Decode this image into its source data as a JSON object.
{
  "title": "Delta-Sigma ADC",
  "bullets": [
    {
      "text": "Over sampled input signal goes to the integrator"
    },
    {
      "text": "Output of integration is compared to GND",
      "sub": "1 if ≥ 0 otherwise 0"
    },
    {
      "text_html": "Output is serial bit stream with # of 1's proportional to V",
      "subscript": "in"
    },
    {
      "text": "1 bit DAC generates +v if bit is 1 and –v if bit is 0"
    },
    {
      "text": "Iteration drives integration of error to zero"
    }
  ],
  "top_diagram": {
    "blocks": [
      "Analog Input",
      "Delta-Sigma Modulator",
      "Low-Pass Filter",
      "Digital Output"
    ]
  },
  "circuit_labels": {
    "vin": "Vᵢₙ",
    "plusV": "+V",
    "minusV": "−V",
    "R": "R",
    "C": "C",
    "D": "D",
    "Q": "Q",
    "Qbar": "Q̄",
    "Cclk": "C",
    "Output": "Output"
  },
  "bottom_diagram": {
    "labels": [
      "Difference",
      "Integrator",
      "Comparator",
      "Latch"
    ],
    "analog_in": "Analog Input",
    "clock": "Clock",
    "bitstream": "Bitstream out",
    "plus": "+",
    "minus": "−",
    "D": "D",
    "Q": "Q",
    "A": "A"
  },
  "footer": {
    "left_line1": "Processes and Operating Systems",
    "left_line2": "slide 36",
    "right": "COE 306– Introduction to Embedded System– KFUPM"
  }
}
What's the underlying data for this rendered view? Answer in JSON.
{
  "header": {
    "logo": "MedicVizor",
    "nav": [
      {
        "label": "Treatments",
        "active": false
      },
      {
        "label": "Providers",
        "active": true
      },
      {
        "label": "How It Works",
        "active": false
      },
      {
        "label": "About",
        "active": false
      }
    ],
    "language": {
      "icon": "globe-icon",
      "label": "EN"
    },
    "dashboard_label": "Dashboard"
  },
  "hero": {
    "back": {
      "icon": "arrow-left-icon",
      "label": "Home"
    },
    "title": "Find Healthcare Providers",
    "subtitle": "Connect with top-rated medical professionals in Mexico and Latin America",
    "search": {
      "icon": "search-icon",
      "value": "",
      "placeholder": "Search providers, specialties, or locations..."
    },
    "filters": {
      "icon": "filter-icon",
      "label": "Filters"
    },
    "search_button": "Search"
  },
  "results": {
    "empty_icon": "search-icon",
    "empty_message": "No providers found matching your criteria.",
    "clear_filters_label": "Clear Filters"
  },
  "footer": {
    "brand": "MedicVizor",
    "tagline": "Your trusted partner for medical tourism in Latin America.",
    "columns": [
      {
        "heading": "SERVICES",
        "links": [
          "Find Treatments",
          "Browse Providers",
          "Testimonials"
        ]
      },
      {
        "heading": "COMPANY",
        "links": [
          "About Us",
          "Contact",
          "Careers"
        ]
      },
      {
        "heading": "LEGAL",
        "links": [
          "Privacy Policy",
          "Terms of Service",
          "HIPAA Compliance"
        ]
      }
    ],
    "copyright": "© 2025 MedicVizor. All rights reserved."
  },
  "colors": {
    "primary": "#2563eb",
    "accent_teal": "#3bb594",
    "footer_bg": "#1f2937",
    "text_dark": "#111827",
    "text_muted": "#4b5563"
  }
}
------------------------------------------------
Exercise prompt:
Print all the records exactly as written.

Answer:
Decode this image into its source data as a JSON object.
{
  "title": "Delta-Sigma ADC",
  "bullets": [
    {
      "text": "Over sampled input signal goes to the integrator"
    },
    {
      "text": "Output of integration is compared to GND",
      "sub": "1 if ≥ 0 otherwise 0"
    },
    {
      "text_html": "Output is serial bit stream with # of 1's proportional to V",
      "subscript": "in"
    },
    {
      "text": "1 bit DAC generates +v if bit is 1 and –v if bit is 0"
    },
    {
      "text": "Iteration drives integration of error to zero"
    }
  ],
  "top_diagram": {
    "blocks": [
      "Analog Input",
      "Delta-Sigma Modulator",
      "Low-Pass Filter",
      "Digital Output"
    ]
  },
  "circuit_labels": {
    "vin": "Vᵢₙ",
    "plusV": "+V",
    "minusV": "−V",
    "R": "R",
    "C": "C",
    "D": "D",
    "Q": "Q",
    "Qbar": "Q̄",
    "Cclk": "C",
    "Output": "Output"
  },
  "bottom_diagram": {
    "labels": [
      "Difference",
      "Integrator",
      "Comparator",
      "Latch"
    ],
    "analog_in": "Analog Input",
    "clock": "Clock",
    "bitstream": "Bitstream out",
    "plus": "+",
    "minus": "−",
    "D": "D",
    "Q": "Q",
    "A": "A"
  },
  "footer": {
    "left_line1": "Processes and Operating Systems",
    "left_line2": "slide 36",
    "right": "COE 306– Introduction to Embedded System– KFUPM"
  }
}
What's the underlying data for this rendered view? Answer in JSON.
{
  "header": {
    "logo": "MedicVizor",
    "nav": [
      {
        "label": "Treatments",
        "active": false
      },
      {
        "label": "Providers",
        "active": true
      },
      {
        "label": "How It Works",
        "active": false
      },
      {
        "label": "About",
        "active": false
      }
    ],
    "language": {
      "icon": "globe-icon",
      "label": "EN"
    },
    "dashboard_label": "Dashboard"
  },
  "hero": {
    "back": {
      "icon": "arrow-left-icon",
      "label": "Home"
    },
    "title": "Find Healthcare Providers",
    "subtitle": "Connect with top-rated medical professionals in Mexico and Latin America",
    "search": {
      "icon": "search-icon",
      "value": "",
      "placeholder": "Search providers, specialties, or locations..."
    },
    "filters": {
      "icon": "filter-icon",
      "label": "Filters"
    },
    "search_button": "Search"
  },
  "results": {
    "empty_icon": "search-icon",
    "empty_message": "No providers found matching your criteria.",
    "clear_filters_label": "Clear Filters"
  },
  "footer": {
    "brand": "MedicVizor",
    "tagline": "Your trusted partner for medical tourism in Latin America.",
    "columns": [
      {
        "heading": "SERVICES",
        "links": [
          "Find Treatments",
          "Browse Providers",
          "Testimonials"
        ]
      },
      {
        "heading": "COMPANY",
        "links": [
          "About Us",
          "Contact",
          "Careers"
        ]
      },
      {
        "heading": "LEGAL",
        "links": [
          "Privacy Policy",
          "Terms of Service",
          "HIPAA Compliance"
        ]
      }
    ],
    "copyright": "© 2025 MedicVizor. All rights reserved."
  },
  "colors": {
    "primary": "#2563eb",
    "accent_teal": "#3bb594",
    "footer_bg": "#1f2937",
    "text_dark": "#111827",
    "text_muted": "#4b5563"
  }
}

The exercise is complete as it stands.